Nassau Police Commissioner Patrick Ryder Tuesday night said initial police reports of 50 to 70 youths at an Oceanside strip mall watching while a 16-year-old high school student was fatally stabbed in an after-school fight were misinterpreted.
Police, following the killing of Khaseen Morris earlier this month, had initially said dozens of teenagers recorded the fight on their smartphones, instead of helping Morris, leading to viral media attention. Homicide Chief Det. Lt. Stephen Fitzpatrick had said at the time: "Kids stood here and didn't help Khaseen. They'd rather video.”

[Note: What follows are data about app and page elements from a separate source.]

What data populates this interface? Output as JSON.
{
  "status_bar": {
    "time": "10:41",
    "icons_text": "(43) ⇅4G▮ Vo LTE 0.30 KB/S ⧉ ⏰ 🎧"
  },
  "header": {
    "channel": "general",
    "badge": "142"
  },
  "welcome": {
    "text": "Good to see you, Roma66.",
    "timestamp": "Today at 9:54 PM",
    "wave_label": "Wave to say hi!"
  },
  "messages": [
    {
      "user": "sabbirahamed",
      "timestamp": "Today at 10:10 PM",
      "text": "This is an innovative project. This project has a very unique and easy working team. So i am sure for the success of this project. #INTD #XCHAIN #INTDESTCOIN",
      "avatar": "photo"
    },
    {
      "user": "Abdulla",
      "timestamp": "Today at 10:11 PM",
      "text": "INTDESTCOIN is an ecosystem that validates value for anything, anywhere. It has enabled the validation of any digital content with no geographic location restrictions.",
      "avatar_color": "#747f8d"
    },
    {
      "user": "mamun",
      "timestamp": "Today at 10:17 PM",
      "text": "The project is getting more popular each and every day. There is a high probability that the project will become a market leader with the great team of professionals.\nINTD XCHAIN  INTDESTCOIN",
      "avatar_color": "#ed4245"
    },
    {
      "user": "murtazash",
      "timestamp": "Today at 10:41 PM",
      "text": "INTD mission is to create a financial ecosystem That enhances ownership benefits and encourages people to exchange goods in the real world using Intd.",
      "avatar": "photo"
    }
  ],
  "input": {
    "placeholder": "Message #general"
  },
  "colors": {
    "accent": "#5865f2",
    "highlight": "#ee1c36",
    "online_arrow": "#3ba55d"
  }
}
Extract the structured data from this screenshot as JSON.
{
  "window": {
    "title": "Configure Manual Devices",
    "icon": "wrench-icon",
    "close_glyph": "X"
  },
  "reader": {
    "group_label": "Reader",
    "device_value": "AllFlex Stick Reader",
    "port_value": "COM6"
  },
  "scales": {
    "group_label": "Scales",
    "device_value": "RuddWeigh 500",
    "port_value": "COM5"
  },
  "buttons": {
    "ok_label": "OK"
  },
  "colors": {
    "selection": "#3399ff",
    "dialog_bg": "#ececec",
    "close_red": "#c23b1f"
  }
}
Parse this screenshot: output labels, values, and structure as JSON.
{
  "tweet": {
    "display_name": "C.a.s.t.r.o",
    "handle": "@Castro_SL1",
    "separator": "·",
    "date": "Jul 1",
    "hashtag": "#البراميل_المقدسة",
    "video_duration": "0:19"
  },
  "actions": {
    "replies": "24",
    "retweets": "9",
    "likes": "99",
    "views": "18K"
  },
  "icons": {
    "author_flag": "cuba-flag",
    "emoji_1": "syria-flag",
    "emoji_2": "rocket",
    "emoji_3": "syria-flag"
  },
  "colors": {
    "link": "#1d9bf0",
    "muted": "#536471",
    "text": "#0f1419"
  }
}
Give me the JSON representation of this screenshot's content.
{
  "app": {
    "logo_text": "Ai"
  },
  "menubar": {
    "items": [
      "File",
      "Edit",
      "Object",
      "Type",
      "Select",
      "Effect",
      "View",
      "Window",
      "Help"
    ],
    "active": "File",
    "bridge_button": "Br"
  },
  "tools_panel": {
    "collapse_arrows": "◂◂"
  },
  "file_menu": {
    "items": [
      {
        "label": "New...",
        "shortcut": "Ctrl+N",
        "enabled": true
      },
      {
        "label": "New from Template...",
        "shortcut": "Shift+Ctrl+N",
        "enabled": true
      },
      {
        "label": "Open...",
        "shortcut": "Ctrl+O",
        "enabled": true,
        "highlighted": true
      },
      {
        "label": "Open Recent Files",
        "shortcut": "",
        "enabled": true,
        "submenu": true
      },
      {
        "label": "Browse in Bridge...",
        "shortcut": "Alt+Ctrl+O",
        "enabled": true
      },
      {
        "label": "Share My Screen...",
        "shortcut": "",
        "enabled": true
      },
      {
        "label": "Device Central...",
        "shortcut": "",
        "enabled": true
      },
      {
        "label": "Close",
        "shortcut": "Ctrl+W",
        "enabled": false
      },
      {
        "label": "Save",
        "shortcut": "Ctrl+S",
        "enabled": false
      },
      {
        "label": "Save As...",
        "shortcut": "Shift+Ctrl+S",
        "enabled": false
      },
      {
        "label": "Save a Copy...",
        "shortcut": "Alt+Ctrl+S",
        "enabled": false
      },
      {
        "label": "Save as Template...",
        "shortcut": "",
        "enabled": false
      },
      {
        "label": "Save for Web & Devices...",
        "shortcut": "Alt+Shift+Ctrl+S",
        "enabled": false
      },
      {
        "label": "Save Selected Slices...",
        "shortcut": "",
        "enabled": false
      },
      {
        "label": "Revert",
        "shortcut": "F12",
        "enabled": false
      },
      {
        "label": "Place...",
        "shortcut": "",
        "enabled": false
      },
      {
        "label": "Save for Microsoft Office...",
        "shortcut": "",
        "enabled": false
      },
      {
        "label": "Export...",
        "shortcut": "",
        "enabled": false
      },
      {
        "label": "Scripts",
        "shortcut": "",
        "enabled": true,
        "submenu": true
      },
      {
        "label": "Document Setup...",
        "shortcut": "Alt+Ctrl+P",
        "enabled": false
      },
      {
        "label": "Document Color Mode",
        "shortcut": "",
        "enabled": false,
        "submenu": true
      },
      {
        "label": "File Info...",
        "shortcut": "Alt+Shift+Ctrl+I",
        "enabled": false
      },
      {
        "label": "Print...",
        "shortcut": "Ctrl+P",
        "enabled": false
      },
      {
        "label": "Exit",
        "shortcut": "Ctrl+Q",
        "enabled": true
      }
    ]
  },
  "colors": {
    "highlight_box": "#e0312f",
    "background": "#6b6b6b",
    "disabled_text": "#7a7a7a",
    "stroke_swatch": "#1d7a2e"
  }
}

But Ryder, speaking to more than 300 people at a community forum at Oceanside High School sponsored by police and titled the "Dangers of Social Media," said only about 20 kids were watching the fatal fight, and as few as two videotaped it.
Residents told Ryder they were upset their community was being “vilified” by the impression that Oceanside students were indifferent to the victim.
Manuel Rodriguez, 54, of Oceanside, who has a son in his senior year at the high school, said he was dismayed that no one intervened.
“Don’t stand there and watch it,” he said. “Help. ... It’s a kid. Do something.”
But other residents disagreed.
Allison Glickman-Rogers, principal of Oceanside Middle School and mother of four children, ages 5 to 17, said “I’m telling my kids, you see a knife, you see a gun, you run,” to loud applause. “You run to the nearest store, you run to the nearest building. You get out of there.”
Steven Ballin, 71, of East Rockaway, who said he was in the parking lot in his car when the fight occurred, told Ryder he was glad he clarified the number of people who were watching the fight unfold.
“I don’t want the parents or family [of Khaseen] to think that there were 50 to 70 students who did nothing” Ballin said in an interview.
Ryder said that when Fitzpatrick made those comments, it was “a very emotional time, a very, very fluid time.” He had meant to emphasize the importance of sending police videos of the stabbing, Ryder said, but “It didn’t come across that way.”
Ryder told the crowd that “two to three kids videotaped that incident as it went down,” although he clarified in an interview after the forum that police do not know the number of people who videotaped the fight, only that police have recovered only two videos.
“Nobody volunteered those videos for us,” he said. “We had to find them and get them.”
Ryder said 14 people called 911 during or after the fight, including three who were put on hold for about 30 seconds because of the volume of calls and two who hung up.
Tyler Flach, 18, of Lido Beach, was indicted Tuesday in connection with Morris’ death. He had been initially charged with second-degree murder. The indictment is sealed and the charge or charges are not yet public. Flach pleaded not guilty at his arraignment on Thursday. He is being held in jail without bail.
Prosecutors have said that Flach and a group of about seven others went looking for Morris on Sept. 16 because the ex-boyfriend of a girl Morris was friendly with believed Morris was dating her. Morris had told him they were just friends and he had only walked her home from a party, at her request.
Ryder reassured residents that the killing was an isolated instance and that their community is safe.
“Was this gang-related, or do we have a gang issue in Oceanside?” asked Eric Donato, 48, of Oceanside, who said his daughter, a sophomore at Oceanside High, had heard rumors of gang involvement.
“This was not gang-related, and you do not have a gang problem in Oceanside,” Ryder assured Donato.